The Chinese Body Clock
The Chinese Body Clock or Organ Clock is part of the larger philosophy and practice of Traditional Chinese Medicine (TCM). The Body Clock encourages us to match our actions to the most appropriate energetic times. It’s about adaptation, balance, rest, and recovery.
The clock is based on a 24-hour time period, and each organ corresponds to a two-hour interval. The most important aspect of the body clock is its ability to explain how the body functions at particular times of the day to maintain our health and fight disease. The TCM Body Clock tells us when it is best to eat, sleep and exercise and much more. Specific emotions in TCM are naturally associated with organs, which are also linked to the time of day.
Working style of the Chinese body clock:
5-7am is the time of the Large Intestine making it a perfect time to have a bowel movement and remove toxins from the day before. It is also the ideal time to wash your body and comb your hair.
7-9am is the time of the Stomach so it is important to eat the biggest meal of the day here to optimize digestion and absorption. Warm meals that are high in nutrition are best in the morning.
9-11am is the time of the Pancreas and Spleen, where enzymes are released to help digest food and release energy for the day ahead. This is the ideal time to exercise and work. Do your most taxing tasks of the day at this time.
11am-1pm is the time of the Heart which will work to pump nutrients around the body to help provide you with energy and nutrition. This is also a good time to eat lunch and it is recommended to have a light, cooked meal. Having a one hour nap or a cup of tea is also recommended during this time.
1-3pm is the time of the Small Intestine and is when food eaten earlier will complete its digestion and assimilation. This is also a good time to go about daily tasks or exercise.
3-5pm is the time of the Bladder when metabolic wastes move into the kidney’s filtration system. This is the perfect time to study or complete brain-challenging work. Another cup of tea is advised as is drinking a lot of water to help aid detoxification processes.
5-7pm is the time of the Kidneys when the blood is filtered, and the kidneys work to maintain proper chemical balance. This is the perfect time to have dinner and to activate your circulation either by walking, having a massage or stretching.
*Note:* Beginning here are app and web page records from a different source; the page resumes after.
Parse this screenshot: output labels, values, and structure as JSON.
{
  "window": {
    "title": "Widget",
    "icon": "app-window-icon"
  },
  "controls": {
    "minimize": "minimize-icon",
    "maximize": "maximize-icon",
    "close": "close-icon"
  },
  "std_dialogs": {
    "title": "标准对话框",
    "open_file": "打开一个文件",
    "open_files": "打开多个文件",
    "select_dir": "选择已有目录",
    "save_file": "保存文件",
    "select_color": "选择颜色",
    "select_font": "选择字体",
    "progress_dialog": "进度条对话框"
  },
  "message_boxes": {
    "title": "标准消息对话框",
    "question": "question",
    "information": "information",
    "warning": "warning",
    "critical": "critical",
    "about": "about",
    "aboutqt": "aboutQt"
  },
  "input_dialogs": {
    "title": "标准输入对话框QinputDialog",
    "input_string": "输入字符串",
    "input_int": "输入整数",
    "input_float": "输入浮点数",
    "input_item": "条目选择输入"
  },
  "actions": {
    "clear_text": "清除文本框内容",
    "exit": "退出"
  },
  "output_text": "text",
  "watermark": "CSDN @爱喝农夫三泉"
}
7-9pm is the time of Circulation when nutrients are carried to the capillaries and to each cell. This is the perfect time to read. Avoid doing mental activities at this time.
9-11pm is the time of Triple Heater or endocrine system where the body’s homeostasis is adjusted, and enzymes are replenished. It is recommended to sleep at this time so the body can conserve energy for the following day.
11pm-1am is the time of the Gall Bladder and in order to wake feeling energized the body should be at rest. In Chinese medicine, this period of time is when yin energy fades ad yang energy begins to grow. Yang energy helps you to keep active during the day and is stored when you are asleep.
1-3am is the time of the Liver and a time when the body should be asleep. During this time, toxins are released from the body and fresh new blood is made. If you find yourself waking during this time, you could have too much yang energy or problems with your liver or detoxification pathways.
3-5am the time of the Lungs and again, this is the time where the body should be asleep. If woken at this time, nerve soothing exercises are recommended such as breathing exercises. The body should be kept warm at this time too to help the lungs replenish the body with oxygen.